Projects

Jay Edelman
Department of Biology
J526, Marshak Science Building
The City College of New York
138th St. and Convent Avenue
New York, NY 10031
office: 212-650-8461
lab: 212-650-8537
fax: 212-650-8585
jedelman at sci.ccny.cuny.edu
Biology Department
Science Division
CCNY

 

Dept. of
Biologyhttp://www1.ccny.cuny.edu/prospective/science/biology/index.cfmhttp://www1.ccny.cuny.edu/prospective/science/biology/index.cfmhttp://www1.ccny.cuny.edu/prospective/science/biology/index.cfmshapeimage_1_link_0shapeimage_1_link_1

Here are some of the things we’re interested in...

The effects of volition on express saccadic eye movements. Work in this lab has shown that the ultra short reaction time movements known as express saccades need not merely be a reflex response to suddenly appearing stimuli, but can be altered by a spatial instruction to the subject. For example, if a subject is instructed to make a saccade to one side of a visual stimulus, regardless of where it appears, the vector displacement of the saccade will be affected without an increase in reaction time.

Guidance of saccades by scene-based spatial memory. In everyday life, accurate, precise saccades can be made to elements of the visual scene that cannot be seen clearly prior to the eye movement, provided that the element has been "visited" by the eyes before. We are interested in the mechanisms of the scene-based spatial memory system that facilitate this behavior.

Saccadic inhibition and the conflict between reflexive and voluntary movement. Movements result from a combination of sensory signals and cognitive commands.  We have studied how reflexive and voluntary saccade commands can interfere with each other. Recent work (Edelman and Xu, 2009) has shown that the presentation of a nearby distractor can facilitate a voluntary saccade to a nearby location whereas a distant distractor briefly, but strongly inhibits voluntary saccades.

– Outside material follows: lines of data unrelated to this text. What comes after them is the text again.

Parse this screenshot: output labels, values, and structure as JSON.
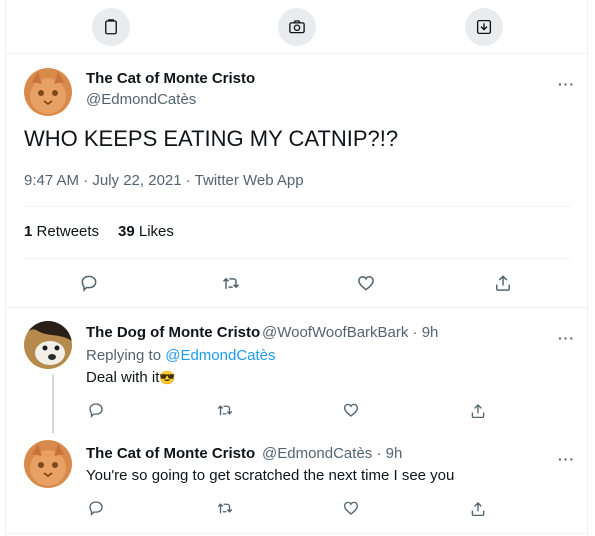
{
  "top_actions": {
    "icons": [
      "clipboard-icon",
      "camera-icon",
      "download-icon"
    ]
  },
  "main_tweet": {
    "display_name": "The Cat of Monte Cristo",
    "handle": "@EdmondCatès",
    "text": "WHO KEEPS EATING MY CATNIP?!?",
    "timestamp": "9:47 AM · July 22, 2021 · Twitter Web App",
    "retweets_count": "1",
    "retweets_label": "Retweets",
    "likes_count": "39",
    "likes_label": "Likes",
    "more": "···"
  },
  "replies": [
    {
      "display_name": "The Dog of Monte Cristo",
      "handle_time": "@WoofWoofBarkBark · 9h",
      "replying_to_label": "Replying to",
      "replying_to_handle": "@EdmondCatès",
      "text": "Deal with it",
      "emoji": "😎",
      "more": "···"
    },
    {
      "display_name": "The Cat of Monte Cristo",
      "handle_time": "@EdmondCatès · 9h",
      "text": "You're so going to get scratched the next time I see you",
      "more": "···"
    }
  ],
  "colors": {
    "text": "#0f1419",
    "muted": "#536471",
    "link": "#1d9bf0",
    "border": "#eff3f4",
    "icon_button_bg": "#e9ecee"
  }
}
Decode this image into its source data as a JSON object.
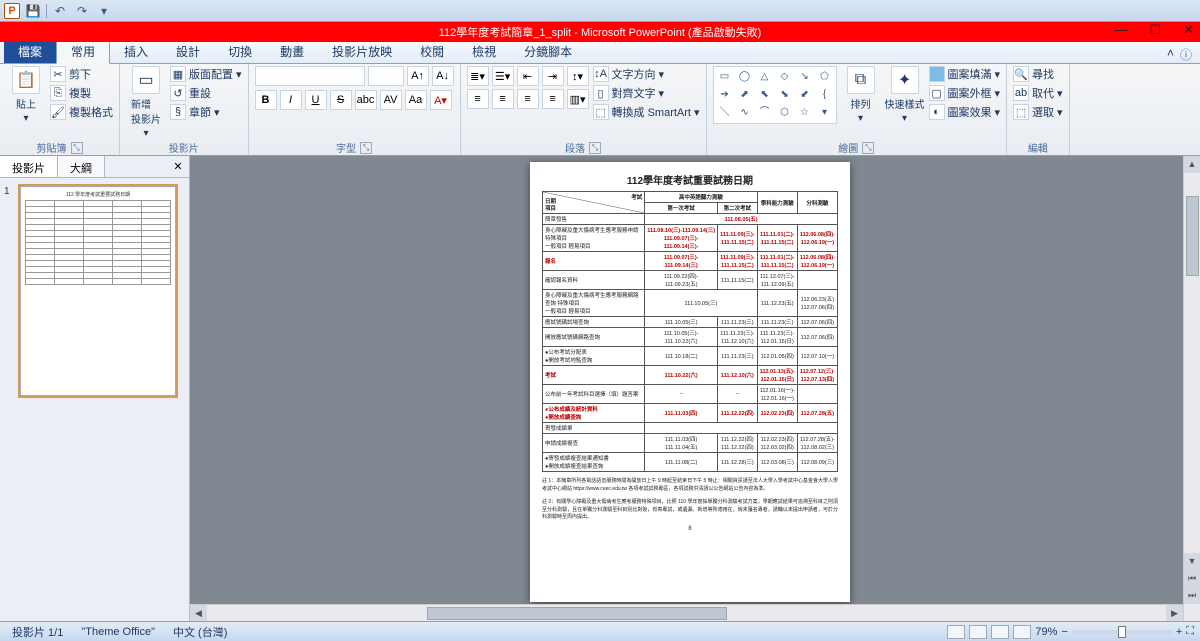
{
  "qat": {
    "app_initial": "P",
    "save_icon": "💾",
    "undo_icon": "↶",
    "redo_icon": "↷"
  },
  "titlebar": {
    "title": "112學年度考試簡章_1_split - Microsoft PowerPoint (產品啟動失敗)"
  },
  "tabs": {
    "file": "檔案",
    "home": "常用",
    "insert": "插入",
    "design": "設計",
    "transitions": "切換",
    "animations": "動畫",
    "slideshow": "投影片放映",
    "review": "校閱",
    "view": "檢視",
    "split": "分鏡腳本"
  },
  "ribbon": {
    "clipboard": {
      "paste": "貼上",
      "cut": "剪下",
      "copy": "複製",
      "format_painter": "複製格式",
      "label": "剪貼簿"
    },
    "slides": {
      "new_slide": "新增\n投影片",
      "layout": "版面配置",
      "reset": "重設",
      "section": "章節",
      "label": "投影片"
    },
    "font": {
      "label": "字型",
      "bold": "B",
      "italic": "I",
      "underline": "U",
      "strike": "S",
      "shadow": "abc",
      "spacing": "AV",
      "case": "Aa",
      "clear": "A"
    },
    "paragraph": {
      "label": "段落",
      "text_direction": "文字方向",
      "align_text": "對齊文字",
      "convert": "轉換成 SmartArt"
    },
    "drawing": {
      "label": "繪圖",
      "arrange": "排列",
      "quick_styles": "快速樣式",
      "fill": "圖案填滿",
      "outline": "圖案外框",
      "effects": "圖案效果"
    },
    "editing": {
      "label": "編輯",
      "find": "尋找",
      "replace": "取代",
      "select": "選取"
    }
  },
  "panel": {
    "slides_tab": "投影片",
    "outline_tab": "大綱",
    "slide_number": "1"
  },
  "status": {
    "slide_info": "投影片 1/1",
    "theme": "\"Theme Office\"",
    "language": "中文 (台灣)",
    "zoom": "79%",
    "fit": "⛶"
  },
  "slide": {
    "title": "112學年度考試重要試務日期",
    "head": {
      "exam": "考試",
      "date": "日期",
      "item": "項目",
      "eng": "高中英語聽力測驗",
      "eng1": "第一次考試",
      "eng2": "第二次考試",
      "abil": "學科能力測驗",
      "subj": "分科測驗"
    },
    "rows": [
      {
        "label": "簡章發售",
        "c": [
          "111.08.05(五)"
        ],
        "span": 4
      },
      {
        "label": "身心障礙及重大傷病考生應考服務申請",
        "sub": [
          "特殊項目",
          "一般項目",
          "輕易項目"
        ],
        "c1": [
          "111.08.10(三)-111.09.14(三)",
          "111.09.07(三)-",
          "111.09.14(三)-"
        ],
        "c2": [
          "",
          "111.11.09(三)-",
          "111.11.15(二)"
        ],
        "c3": [
          "111.11.01(二)-",
          "111.11.15(二)",
          ""
        ],
        "c4": [
          "112.06.08(四)-",
          "112.06.19(一)",
          ""
        ]
      },
      {
        "label": "報名",
        "c1": "111.09.07(三)-\n111.09.14(三)",
        "c2": "111.11.09(三)-\n111.11.15(二)",
        "c3": "111.11.01(二)-\n111.11.15(二)",
        "c4": "112.06.08(四)-\n112.06.19(一)",
        "red": true
      },
      {
        "label": "確認報名資料",
        "c1": "111.09.22(四)-\n111.09.23(五)",
        "c2": "111.11.15(二)",
        "c3": "111.12.07(三)-\n111.12.09(五)",
        "c4": ""
      },
      {
        "label": "身心障礙及重大傷病考生應考服務網路查詢",
        "sub2": [
          "特殊項目",
          "一般項目",
          "輕易項目"
        ],
        "c1": "111.10.05(三)",
        "c3": "111.12.23(五)",
        "c4": "112.06.23(五)\n112.07.06(四)"
      },
      {
        "label": "應試號碼試場查詢",
        "c1": "111.10.05(三)",
        "c2": "111.11.23(三)",
        "c3": "111.11.23(三)",
        "c4": "112.07.06(四)"
      },
      {
        "label": "開放應試號碼網路查詢",
        "c1": "111.10.05(三)-\n111.10.22(六)",
        "c2": "111.11.23(三)-\n111.12.10(六)",
        "c3": "111.11.23(三)-\n112.01.15(日)",
        "c4": "112.07.06(四)"
      },
      {
        "label": "●公布考試分配表\n●開放考試地點查詢",
        "c1": "111.10.18(二)",
        "c2": "111.11.23(三)",
        "c3": "112.01.05(四)",
        "c4": "112.07.10(一)"
      },
      {
        "label": "考試",
        "c1": "111.10.22(六)",
        "c2": "111.12.10(六)",
        "c3": "112.01.13(五)-\n112.01.15(日)",
        "c4": "112.07.12(三)-\n112.07.13(四)",
        "red": true
      },
      {
        "label": "公布前一年考試科目選擇（填）題答案",
        "c1": "–",
        "c2": "–",
        "c3": "112.01.16(一)-\n112.01.16(一)",
        "c4": ""
      },
      {
        "label": "●公布成績及統計資料\n●開放成績查詢",
        "c1": "111.11.03(四)",
        "c2": "111.12.22(四)",
        "c3": "112.02.23(四)",
        "c4": "112.07.28(五)",
        "red": true
      },
      {
        "label": "寄發成績單",
        "c": ""
      },
      {
        "label": "申請成績複查",
        "c1": "111.11.03(四)\n111.11.04(五)",
        "c2": "111.12.22(四)\n111.12.22(四)",
        "c3": "112.02.23(四)\n112.03.02(四)",
        "c4": "112.07.28(五)-\n112.08.02(三)"
      },
      {
        "label": "●寄發成績複查結果通知書\n●開放成績複查結果查詢",
        "c1": "111.11.08(二)",
        "c2": "111.12.28(三)",
        "c3": "112.03.08(三)",
        "c4": "112.08.09(三)"
      }
    ],
    "note1": "註 1：本簡章所列各電話語音服務時間為開放日上午 9 時起至結束日下午 5 時止：相關資訊請至法人大學入學考試中心基金會大學入學考試中心網站 https://www.ceec.edu.tw 各項考試試務專區，各項試務洪清請以公告網站公告內容為準。",
    "note2": "註 2：有關學心障礙及重大傷病考生應考服務特殊項目，比照 110 學年度採單獨分科測驗考試方案，學期應試結果可追溯至科目之則須至分科測驗，且在單獨分科測驗至科目別比對後，有寄專試，或遺漏、新增等所適用在，倘未獲名專者，請輔以未提出申請者，可於分科測驗時至周內提出。",
    "page": "8"
  }
}
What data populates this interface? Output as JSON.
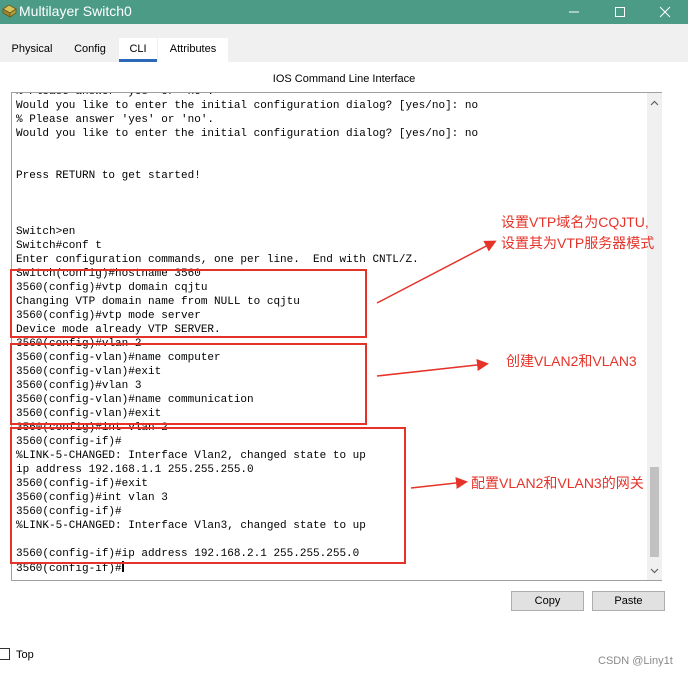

The dependence of saccade latency on motor training and target location probability  Work in the lab has shown that a high yield of ultra-short reaction-time saccades (express saccades) is made after a few sessions of training and that location probability has a smaller effect on the probability of express saccade occurrence. This is consistent with the possibility that express saccades are a common occurrence in everyday life.                                                                                                                                                                                                                        

The neurophysiology of human saccadic eye movements  In collaboration with John Foxe, we have begun a project assessing the EEG correlates of human saccadic eye generation.                                                                                                                                                                                                                            

Interaction between attentional shifts and movement commands.  We are studying how attentional shifts and movement commands can facilitate and interfere with each other, such as is seen in the Simon effect.                                                                                                                                                                                                                       

HomeHome.htmlHome.htmlshapeimage_2_link_0
Lab MembersLab_Members.htmlLab_Members.htmlshapeimage_3_link_0
Projectsshapeimage_4_link_0
PublicationsPublications.htmlPublications.htmlshapeimage_5_link_0
Extra SchmextraExtra_Schmextra.htmlExtra_Schmextra.htmlExtra_Schmextra.htmlshapeimage_6_link_0shapeimage_6_link_1
LinksLinks.htmlLinks.htmlshapeimage_7_link_0
 
http://www1.ccny.cuny.edu/prospective/science/biology/profiles/index.cfm